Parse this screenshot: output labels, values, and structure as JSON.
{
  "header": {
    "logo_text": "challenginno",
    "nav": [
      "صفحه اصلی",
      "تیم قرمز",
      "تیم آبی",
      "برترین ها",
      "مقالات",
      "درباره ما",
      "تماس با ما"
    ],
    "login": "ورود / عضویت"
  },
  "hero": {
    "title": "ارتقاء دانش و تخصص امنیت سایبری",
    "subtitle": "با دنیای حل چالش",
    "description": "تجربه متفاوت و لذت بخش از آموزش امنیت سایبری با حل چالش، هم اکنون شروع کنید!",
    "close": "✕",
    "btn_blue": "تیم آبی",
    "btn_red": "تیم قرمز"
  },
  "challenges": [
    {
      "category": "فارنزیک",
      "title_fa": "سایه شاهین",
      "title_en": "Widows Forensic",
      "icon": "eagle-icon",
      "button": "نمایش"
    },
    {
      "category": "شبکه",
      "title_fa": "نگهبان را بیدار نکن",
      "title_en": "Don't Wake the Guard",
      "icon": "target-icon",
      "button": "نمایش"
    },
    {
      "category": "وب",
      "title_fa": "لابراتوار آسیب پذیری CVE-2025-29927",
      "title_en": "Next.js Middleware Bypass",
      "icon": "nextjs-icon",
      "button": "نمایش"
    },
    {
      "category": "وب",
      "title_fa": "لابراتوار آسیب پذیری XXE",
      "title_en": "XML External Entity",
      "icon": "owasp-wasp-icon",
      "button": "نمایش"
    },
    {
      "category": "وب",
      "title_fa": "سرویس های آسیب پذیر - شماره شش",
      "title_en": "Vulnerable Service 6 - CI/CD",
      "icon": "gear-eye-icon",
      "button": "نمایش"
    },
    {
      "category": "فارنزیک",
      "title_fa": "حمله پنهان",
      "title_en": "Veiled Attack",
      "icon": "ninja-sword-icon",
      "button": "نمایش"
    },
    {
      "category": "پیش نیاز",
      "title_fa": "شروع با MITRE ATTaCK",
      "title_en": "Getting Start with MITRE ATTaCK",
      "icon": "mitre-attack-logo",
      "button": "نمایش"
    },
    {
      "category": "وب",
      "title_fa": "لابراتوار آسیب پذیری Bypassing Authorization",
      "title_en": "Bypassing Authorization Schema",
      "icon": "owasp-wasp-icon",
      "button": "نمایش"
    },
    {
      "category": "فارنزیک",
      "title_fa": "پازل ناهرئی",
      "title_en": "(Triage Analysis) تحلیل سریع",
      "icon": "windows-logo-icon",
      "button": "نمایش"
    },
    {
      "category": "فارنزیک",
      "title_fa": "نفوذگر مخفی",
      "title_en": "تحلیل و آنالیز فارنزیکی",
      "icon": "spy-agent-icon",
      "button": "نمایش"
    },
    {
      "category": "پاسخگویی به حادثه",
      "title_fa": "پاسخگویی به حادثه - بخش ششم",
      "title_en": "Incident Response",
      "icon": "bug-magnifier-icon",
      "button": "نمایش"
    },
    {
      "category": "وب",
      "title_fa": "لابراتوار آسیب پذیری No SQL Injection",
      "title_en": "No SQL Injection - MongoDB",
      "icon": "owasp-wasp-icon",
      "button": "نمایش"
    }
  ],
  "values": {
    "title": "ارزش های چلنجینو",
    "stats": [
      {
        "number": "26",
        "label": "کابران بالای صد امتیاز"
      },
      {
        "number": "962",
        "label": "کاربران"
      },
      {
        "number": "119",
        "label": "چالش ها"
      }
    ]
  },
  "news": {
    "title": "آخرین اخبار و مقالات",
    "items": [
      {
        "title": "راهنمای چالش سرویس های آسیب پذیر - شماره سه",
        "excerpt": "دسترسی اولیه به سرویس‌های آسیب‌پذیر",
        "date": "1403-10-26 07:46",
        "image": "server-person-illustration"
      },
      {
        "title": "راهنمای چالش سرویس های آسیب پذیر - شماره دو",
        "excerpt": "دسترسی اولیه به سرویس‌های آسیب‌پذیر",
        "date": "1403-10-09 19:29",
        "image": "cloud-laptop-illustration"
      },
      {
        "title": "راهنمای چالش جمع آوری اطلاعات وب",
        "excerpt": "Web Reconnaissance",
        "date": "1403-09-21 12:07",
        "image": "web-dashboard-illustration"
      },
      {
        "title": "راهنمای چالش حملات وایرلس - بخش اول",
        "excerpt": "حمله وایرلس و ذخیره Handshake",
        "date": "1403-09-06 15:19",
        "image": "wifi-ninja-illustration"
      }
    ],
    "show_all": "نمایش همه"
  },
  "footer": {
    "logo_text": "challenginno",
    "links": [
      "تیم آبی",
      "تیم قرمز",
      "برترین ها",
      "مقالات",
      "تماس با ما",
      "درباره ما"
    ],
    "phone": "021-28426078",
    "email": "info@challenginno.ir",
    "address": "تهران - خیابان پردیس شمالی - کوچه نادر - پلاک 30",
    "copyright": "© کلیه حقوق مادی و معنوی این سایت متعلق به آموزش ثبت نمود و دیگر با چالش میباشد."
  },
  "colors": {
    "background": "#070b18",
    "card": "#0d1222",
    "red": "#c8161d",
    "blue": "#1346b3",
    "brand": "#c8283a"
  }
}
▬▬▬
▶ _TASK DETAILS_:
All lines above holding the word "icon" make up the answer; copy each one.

▶ _EXERCISE RESULT_:
      "icon": "eagle-icon",
      "icon": "target-icon",
      "icon": "nextjs-icon",
      "icon": "owasp-wasp-icon",
      "icon": "gear-eye-icon",
      "icon": "ninja-sword-icon",
      "icon": "mitre-attack-logo",
      "icon": "owasp-wasp-icon",
      "icon": "windows-logo-icon",
      "icon": "spy-agent-icon",
      "icon": "bug-magnifier-icon",
      "icon": "owasp-wasp-icon",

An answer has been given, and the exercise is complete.